While state hatcheries provide the coldwater trout, most of the fish that FWP stocks in multi-species ponds come from other FWP-stocked ponds. “We trap and transfer through a very careful process,” says Dalbey. “If Pond X has lots of bluegill and it tests negative for aquatic invasive species, we’ll trap some fish and test them for disease. If they are healthy, we’ll transfer them to Pond Y. That’s the most cost-effective way to jump-start a fishery.”

Dalbey warns that moving game fish from one pond to another should be done only by trained fisheries biologists. “There’s potential for spreading disease or invasive species, so it’s critical to follow the strictest protocols,” he says. “This is not something landowners or anglers should ever do on their own.”

Keeping tabs on ponds from year to year is another challenge. “We don’t have staff to check on every pond and see if it winterkilled or has some other problem,” Dalbey says.
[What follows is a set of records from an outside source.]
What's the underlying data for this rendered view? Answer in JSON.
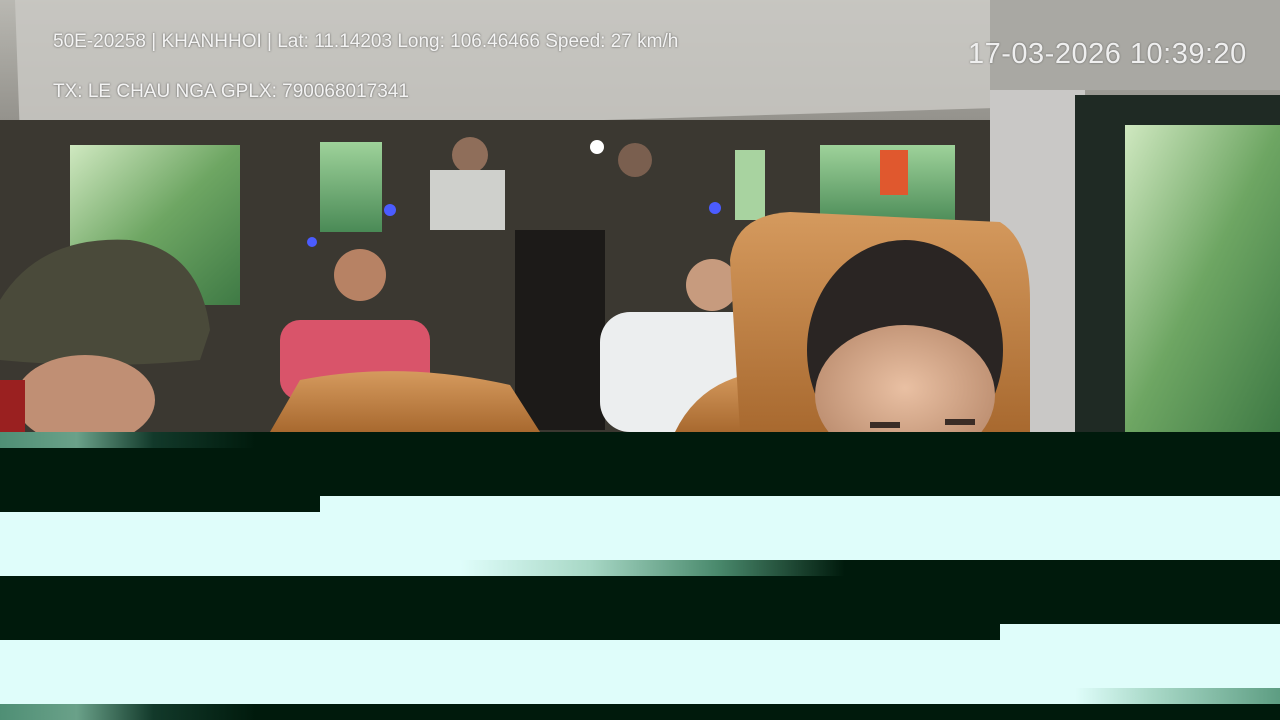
{
  "osd": {
    "line1": "50E-20258 | KHANHHOI | Lat: 11.14203 Long: 106.46466 Speed: 27 km/h",
    "line2": "TX: LE CHAU NGA GPLX: 790068017341",
    "timestamp": "17-03-2026 10:39:20"
  },
  "colors": {
    "overlay_text": "#f4f4f4",
    "corruption_dark": "#001a0c",
    "corruption_light": "#dffdfa",
    "seat_leather": "#c98a4e",
    "foliage": "#5f9a5a"
  }
}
His region has set up “creel boxes” at many ponds where anglers can submit notes on problems, good fishing, or anything else they encounter. Both regions also rely on anglers reporting pond conditions by phone or e-mail.
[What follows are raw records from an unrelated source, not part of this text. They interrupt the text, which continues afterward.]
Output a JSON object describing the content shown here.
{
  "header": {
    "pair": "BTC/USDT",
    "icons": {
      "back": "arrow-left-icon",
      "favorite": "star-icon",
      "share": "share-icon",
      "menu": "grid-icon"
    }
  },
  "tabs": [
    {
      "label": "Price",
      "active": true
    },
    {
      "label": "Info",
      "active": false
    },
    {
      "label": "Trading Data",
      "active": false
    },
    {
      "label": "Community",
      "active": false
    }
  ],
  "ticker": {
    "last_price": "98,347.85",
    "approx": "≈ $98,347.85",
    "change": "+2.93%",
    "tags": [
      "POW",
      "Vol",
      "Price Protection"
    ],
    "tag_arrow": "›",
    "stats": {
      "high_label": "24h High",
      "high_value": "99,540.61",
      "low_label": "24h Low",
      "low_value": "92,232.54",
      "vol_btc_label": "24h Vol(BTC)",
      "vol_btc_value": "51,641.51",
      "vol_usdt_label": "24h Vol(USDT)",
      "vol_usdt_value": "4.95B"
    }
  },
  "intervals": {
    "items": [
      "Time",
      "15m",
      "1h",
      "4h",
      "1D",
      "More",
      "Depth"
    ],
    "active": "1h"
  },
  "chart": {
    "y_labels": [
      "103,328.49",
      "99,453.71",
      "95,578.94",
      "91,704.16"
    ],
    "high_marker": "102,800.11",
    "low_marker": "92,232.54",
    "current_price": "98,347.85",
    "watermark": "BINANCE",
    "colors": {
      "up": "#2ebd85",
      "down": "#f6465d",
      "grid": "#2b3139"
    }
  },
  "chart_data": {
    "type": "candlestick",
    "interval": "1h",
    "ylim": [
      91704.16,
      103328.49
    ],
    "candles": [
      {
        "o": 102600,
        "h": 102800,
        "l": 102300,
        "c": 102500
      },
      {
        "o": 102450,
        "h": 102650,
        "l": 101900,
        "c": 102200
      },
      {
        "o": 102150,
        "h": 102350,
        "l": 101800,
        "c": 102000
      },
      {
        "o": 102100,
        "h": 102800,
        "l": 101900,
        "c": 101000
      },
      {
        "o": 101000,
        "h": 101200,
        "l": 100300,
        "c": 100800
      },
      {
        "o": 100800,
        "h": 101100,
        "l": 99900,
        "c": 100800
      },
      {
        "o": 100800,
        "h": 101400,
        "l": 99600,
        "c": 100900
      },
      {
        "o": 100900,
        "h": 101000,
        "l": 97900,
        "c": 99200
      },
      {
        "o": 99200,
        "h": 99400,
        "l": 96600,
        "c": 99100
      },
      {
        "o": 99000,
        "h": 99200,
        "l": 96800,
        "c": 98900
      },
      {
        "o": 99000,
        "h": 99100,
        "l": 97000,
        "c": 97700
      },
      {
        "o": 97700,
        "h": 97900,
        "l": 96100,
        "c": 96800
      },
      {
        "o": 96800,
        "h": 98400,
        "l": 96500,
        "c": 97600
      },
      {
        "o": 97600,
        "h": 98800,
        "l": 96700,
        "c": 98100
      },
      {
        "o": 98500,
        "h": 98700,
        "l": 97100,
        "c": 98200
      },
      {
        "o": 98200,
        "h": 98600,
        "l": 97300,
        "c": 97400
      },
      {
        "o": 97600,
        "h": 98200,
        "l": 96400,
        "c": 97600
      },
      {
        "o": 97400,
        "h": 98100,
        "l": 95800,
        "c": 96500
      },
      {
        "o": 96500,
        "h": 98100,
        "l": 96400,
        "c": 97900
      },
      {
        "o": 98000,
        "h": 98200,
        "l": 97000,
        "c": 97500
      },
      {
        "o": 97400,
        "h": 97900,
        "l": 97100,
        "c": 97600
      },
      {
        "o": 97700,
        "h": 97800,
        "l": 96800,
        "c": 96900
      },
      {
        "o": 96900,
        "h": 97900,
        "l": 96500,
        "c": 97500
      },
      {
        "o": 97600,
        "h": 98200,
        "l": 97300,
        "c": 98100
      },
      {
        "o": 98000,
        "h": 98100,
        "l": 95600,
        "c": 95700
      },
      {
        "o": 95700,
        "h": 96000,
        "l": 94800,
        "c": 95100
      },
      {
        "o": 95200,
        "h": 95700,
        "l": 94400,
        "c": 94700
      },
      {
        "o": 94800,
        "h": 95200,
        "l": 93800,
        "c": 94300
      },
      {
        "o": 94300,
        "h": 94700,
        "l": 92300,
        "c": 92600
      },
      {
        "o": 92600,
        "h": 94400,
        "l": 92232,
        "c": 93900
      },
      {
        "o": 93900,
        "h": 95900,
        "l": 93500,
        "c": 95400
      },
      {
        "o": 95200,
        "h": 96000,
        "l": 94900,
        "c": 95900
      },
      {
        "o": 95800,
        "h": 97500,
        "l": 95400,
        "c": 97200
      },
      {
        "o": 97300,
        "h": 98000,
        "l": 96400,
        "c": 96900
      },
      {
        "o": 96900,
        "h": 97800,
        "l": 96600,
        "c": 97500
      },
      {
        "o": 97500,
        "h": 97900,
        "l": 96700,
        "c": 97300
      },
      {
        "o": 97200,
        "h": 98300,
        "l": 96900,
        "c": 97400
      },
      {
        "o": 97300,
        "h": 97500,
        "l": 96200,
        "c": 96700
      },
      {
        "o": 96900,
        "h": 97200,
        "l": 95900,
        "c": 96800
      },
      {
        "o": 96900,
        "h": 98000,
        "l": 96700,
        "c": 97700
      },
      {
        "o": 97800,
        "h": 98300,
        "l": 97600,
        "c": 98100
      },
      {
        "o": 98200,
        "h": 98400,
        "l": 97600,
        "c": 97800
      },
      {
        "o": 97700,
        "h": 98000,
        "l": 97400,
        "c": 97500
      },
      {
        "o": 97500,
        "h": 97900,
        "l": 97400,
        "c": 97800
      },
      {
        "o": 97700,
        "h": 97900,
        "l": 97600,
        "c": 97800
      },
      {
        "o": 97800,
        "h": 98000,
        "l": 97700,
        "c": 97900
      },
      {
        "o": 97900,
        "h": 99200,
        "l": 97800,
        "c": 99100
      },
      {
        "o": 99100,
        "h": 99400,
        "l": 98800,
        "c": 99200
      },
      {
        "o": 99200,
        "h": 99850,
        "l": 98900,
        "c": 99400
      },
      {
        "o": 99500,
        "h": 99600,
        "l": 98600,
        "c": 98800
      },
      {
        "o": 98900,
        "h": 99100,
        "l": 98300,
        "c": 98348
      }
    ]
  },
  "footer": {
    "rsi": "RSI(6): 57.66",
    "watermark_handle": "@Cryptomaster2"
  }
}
Close to home
Dalbey and Backes acknowledge that eastern Montana’s fishing ponds will never attract anglers from Seattle or Minneapolis the way Fort Peck Reservoir or the Madison River do. That’s fine by them. “The typical angler on our ponds is coming from less than an hour away,” says Backes. “The ponds provide a local resource for fishing in a region where there aren’t many other opportunities.”

That’s true for adult anglers and youngsters alike, adds Dalbey. “Conservationists are made, not born. If you want kids to care about a healthy environment, which we very much do, then you need to give them opportunities to be outside and enjoy outdoor recreation like fishing,” he says. “We do what we can with the resources that are available. These ponds are just as important to eastern Montanans as the Big Hole or Gallatin Rivers are to western Montanans. The girl or boy who catches that first trout or perch in a pond could get hooked on fishing for life.”Bear bullet

Jack Ballard, a writer in Red Lodge, has written several books on natural history.